Our children are our future. And to spark the interest of these children in a future career in computer science, staff from Argonne’s Mathematics and Computer Science (MCS) Division recently visited eleven schools in the Chicago area as part of the annual Hour of Code event.
Hour of Code is a global event to spark students’ interest in coding and computer science by spending an hour on coding games and activities. For this year’s event, eight of the MCS division’s graduate students, computer scientists, computational scientists and mathematicians, and software developers and engineers and spent an hour or more introducing students to the diverse research at Argonne, presenting talks and demos of their work, and conducting hands-on activities with students and teachers.
For example, MCS staff spoke with students from second grade to sixth grade on the various activities that can be done by learning to code; talked to a high school computer science class about being a programmer; supervised students as they coded an animated google logo; conducted a question-and-answer session about what is meant by “big data” and supercomputers; gave examples to junior high school students about applications ranging from cancer, reactors, and smart cities to show why coding is important; discussed with elementary school students how advances in mathematical methods and sensing hardware are enabling new applications in computational imaging; and gave a whole-school lecture to approximately 200 junior high school students and then talked with individual groups as they worked on coding games and puzzle .

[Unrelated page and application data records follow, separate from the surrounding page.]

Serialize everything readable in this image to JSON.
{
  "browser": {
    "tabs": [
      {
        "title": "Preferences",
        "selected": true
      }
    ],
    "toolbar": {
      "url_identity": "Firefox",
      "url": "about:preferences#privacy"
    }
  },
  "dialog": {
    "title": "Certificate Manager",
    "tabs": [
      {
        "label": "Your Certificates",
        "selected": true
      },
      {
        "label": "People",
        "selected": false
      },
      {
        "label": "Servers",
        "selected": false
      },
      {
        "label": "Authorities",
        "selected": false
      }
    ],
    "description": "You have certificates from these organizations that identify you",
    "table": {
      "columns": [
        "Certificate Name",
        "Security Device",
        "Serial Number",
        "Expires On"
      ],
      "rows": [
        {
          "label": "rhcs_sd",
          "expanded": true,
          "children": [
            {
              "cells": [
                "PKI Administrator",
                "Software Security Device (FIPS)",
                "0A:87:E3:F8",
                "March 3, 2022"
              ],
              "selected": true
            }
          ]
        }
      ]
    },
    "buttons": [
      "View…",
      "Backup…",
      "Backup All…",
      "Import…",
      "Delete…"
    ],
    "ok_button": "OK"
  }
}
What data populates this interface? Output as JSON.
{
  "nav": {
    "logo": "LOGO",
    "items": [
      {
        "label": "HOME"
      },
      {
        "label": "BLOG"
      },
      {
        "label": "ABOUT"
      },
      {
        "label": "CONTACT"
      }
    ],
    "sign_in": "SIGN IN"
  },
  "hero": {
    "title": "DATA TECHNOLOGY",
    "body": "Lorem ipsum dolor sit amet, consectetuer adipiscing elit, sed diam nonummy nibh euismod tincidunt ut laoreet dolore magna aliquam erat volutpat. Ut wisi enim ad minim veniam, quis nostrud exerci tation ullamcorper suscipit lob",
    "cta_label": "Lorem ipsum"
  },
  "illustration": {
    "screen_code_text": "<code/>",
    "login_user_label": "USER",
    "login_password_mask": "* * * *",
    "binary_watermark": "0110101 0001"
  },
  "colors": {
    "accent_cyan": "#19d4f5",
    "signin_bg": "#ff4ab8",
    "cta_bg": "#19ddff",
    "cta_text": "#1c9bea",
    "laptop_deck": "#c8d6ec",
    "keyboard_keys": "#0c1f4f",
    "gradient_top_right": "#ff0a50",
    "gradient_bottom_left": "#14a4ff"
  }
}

Through these efforts, MCS researchers hope to show students the many different areas in which coding is involved and the excitement that can come from a career in computer science.
For more information on this event, see http://www.anl.gov/article/power-hour